WHAT TO PRODUCE: Whenever a line of the records below contains the word "黑雾城堡", copy that line.

RECORDS TO USE:
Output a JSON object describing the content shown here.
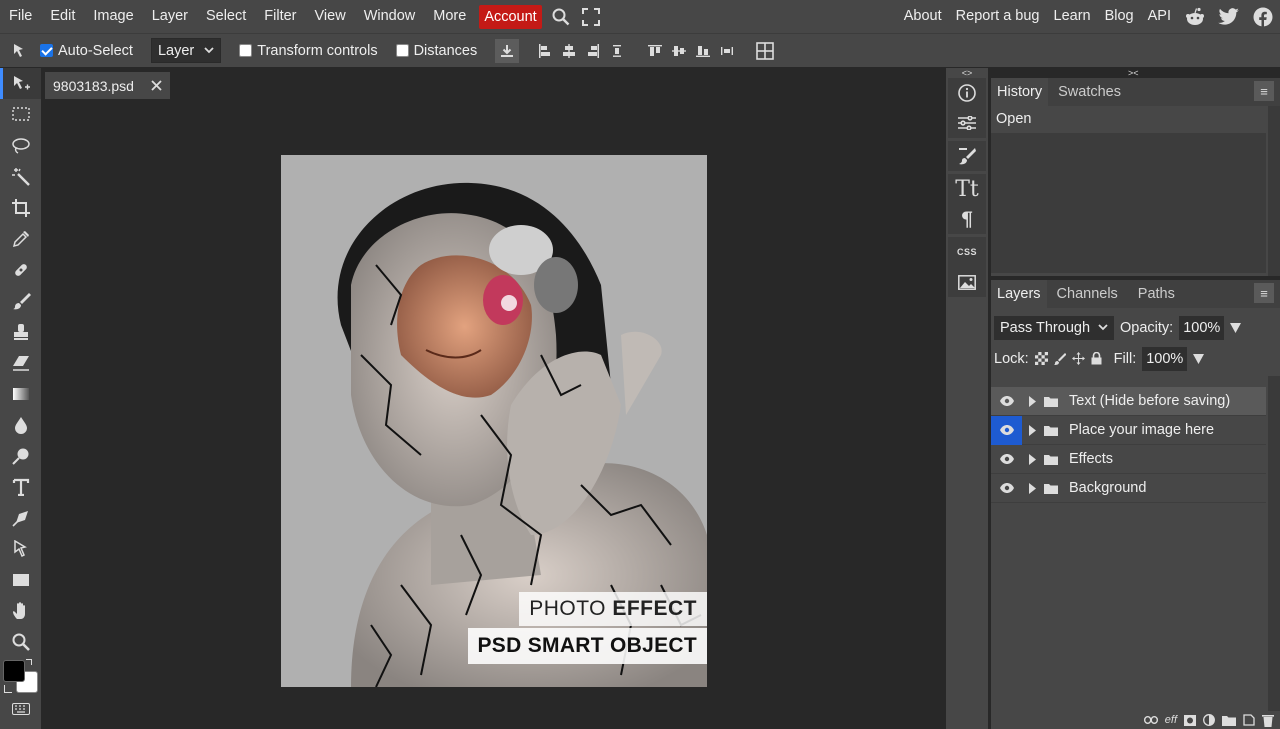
{
  "menu": {
    "items": [
      "File",
      "Edit",
      "Image",
      "Layer",
      "Select",
      "Filter",
      "View",
      "Window",
      "More"
    ],
    "account": "Account",
    "right_links": [
      "About",
      "Report a bug",
      "Learn",
      "Blog",
      "API"
    ]
  },
  "options": {
    "auto_select_label": "Auto-Select",
    "auto_select_checked": true,
    "layer_select": "Layer",
    "transform_label": "Transform controls",
    "distances_label": "Distances"
  },
  "document": {
    "tab_name": "9803183.psd"
  },
  "canvas_text": {
    "line1_normal": "PHOTO ",
    "line1_bold": "EFFECT",
    "line2": "PSD SMART OBJECT"
  },
  "history_panel": {
    "tabs": [
      "History",
      "Swatches"
    ],
    "entries": [
      "Open"
    ]
  },
  "layers_panel": {
    "tabs": [
      "Layers",
      "Channels",
      "Paths"
    ],
    "blend_mode": "Pass Through",
    "opacity_label": "Opacity:",
    "opacity_value": "100%",
    "lock_label": "Lock:",
    "fill_label": "Fill:",
    "fill_value": "100%",
    "layers": [
      {
        "name": "Text (Hide before saving)"
      },
      {
        "name": "Place your image here"
      },
      {
        "name": "Effects"
      },
      {
        "name": "Background"
      }
    ]
  },
  "colors": {
    "accent": "#1e5bd1",
    "account_bg": "#c41a16",
    "foreground": "#000000",
    "background": "#ffffff"
  }
}
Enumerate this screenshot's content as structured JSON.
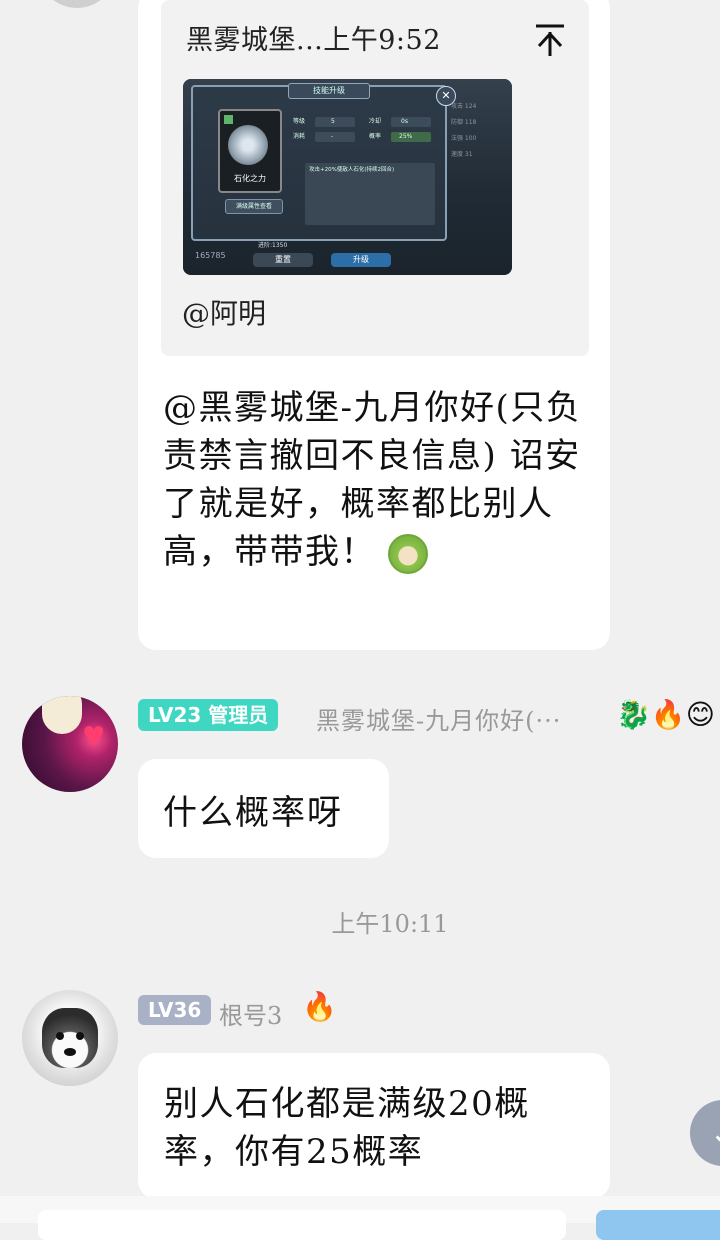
{
  "quote": {
    "title": "黑雾城堡...上午9:52",
    "pin_icon": "pin-top-icon",
    "mention": "@阿明",
    "game": {
      "header": "技能升级",
      "card_label": "石化之力",
      "attr_button": "满级属性查看",
      "stats": [
        {
          "label": "等级",
          "value": "5"
        },
        {
          "label": "冷却",
          "value": "0s"
        },
        {
          "label": "消耗",
          "value": "-"
        },
        {
          "label": "概率",
          "value": "25%"
        }
      ],
      "desc": "攻击+20%使敌人石化(持续2回合)",
      "cost": "进阶:1350",
      "reset": "重置",
      "upgrade": "升级",
      "power": "165785",
      "right_stats": "攻击 124\n防御 118\n法强 100\n速度 31"
    }
  },
  "messages": [
    {
      "text": "@黑雾城堡-九月你好(只负责禁言撤回不良信息) 诏安了就是好，概率都比别人高，带带我！",
      "emoji": "dog-face-emoji"
    },
    {
      "level_badge": "LV23 管理员",
      "level_color": "#3fd6c2",
      "name": "黑雾城堡-九月你好(···",
      "tags": "🐉🔥😊",
      "text": "什么概率呀"
    },
    {
      "level_badge": "LV36",
      "level_color": "#a9b1c6",
      "name": "根号3",
      "tags": "🔥",
      "text": "别人石化都是满级20概率，你有25概率"
    }
  ],
  "timestamp": "上午10:11",
  "scroll_button": "chevron-down-icon"
}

ANSWER SPACE:
    "title": "黑雾城堡...上午9:52",
      "text": "@黑雾城堡-九月你好(只负责禁言撤回不良信息) 诏安了就是好，概率都比别人高，带带我！",
      "name": "黑雾城堡-九月你好(···",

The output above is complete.